The FDA immediately took notice of the recall and declared that while people with severe peanut allergies should avoid all the recalled Kellogg products, the danger of an allergic attack from the contamination is low. The concentration of peanut exposure in the recalled wheat flour is very low and not considered to cause any adverse or fatal reactions to an individual with peanut allergy. However, it is better to exercise caution. Kellogg also announced that so far they have received no reports of any allergic attacks or deaths caused by their products and they are taking all the necessary precautions to ensure that there is no damage. Moreover, Kellogg is also offering a full refund to consumers who have already bought the recalled products. A full list of all the products has been made available along with images on the official Kellogg website.

Under FALCPA, all edible products with traces or residues of peanuts or any other eight major allergens in the US are supposed to show a ‘May Contain’ warning on the food package. In the case of the current recall of Kellogg products, since the contamination is believed to have happened by accident, the packages will have no allergy warnings on them.

Many of you may be wondering how wheat flour can be contaminated with peanut residues? Well you may be surprised to know that such contamination is pretty common and has been a sore problem for the FDA since many years. In this particular case of contamination, let us take a look at the original source of the contamination: a 100 years old independent flour miller known as ‘Grain Craft’. More than six weeks ago when news of contamination at Grain Craft broke, the company stated  that they have “learned of the intermittent presence of peanut in the wheat flour supplied by one of our flour mills in Georgia,” and they “had determined the source to be soft red winter wheat grown in peanut producing regions of the South.” Since Grain Craft is one of the largest flour millers in the US, the issue is of grave concern. However, the manufacturers do seem to be on hand in solving the current problem.

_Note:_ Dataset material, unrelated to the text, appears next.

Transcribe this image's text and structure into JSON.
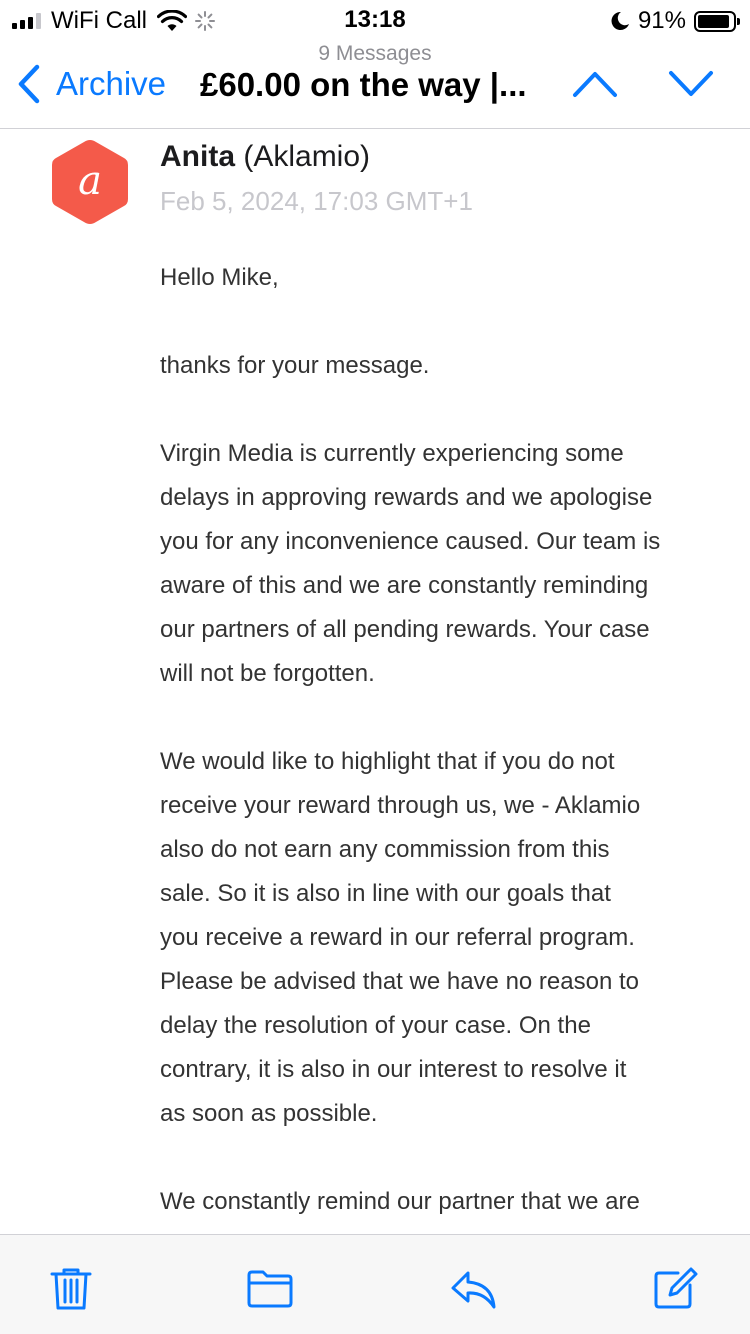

“We have been working with our customers and the FDA as they continue to conduct assessments of their products and evaluate next steps, including potential recalls. Any future notification of consumer product recalls will come directly from the FDA or finished product manufacturers, not from Grain Craft,” said a spokesperson for Grain Craft.

Another nagging question that comes to mind is- How do wheat crops come in contact with peanuts back in the good old South? This still remains a mystery. Despite relentless efforts, the FDA is still at a loss to answer how the two crops cross paths.

“I can’t think of a way that it could happen in the field,” says Joy Carter Crosby, director of communications for the Georgia Peanut Commission.

In southern Georgia, the peanut crops are grown between crops of cotton and corn. When it is time for harvesting, the crops are taken to the warehouse and then shipped in sealed bags. In the current case, the FDA carried out tests at the warehouses and other facilities but is still unable to form a basis as to why the contamination of wheat with peanut is increasing with an alarming frequency.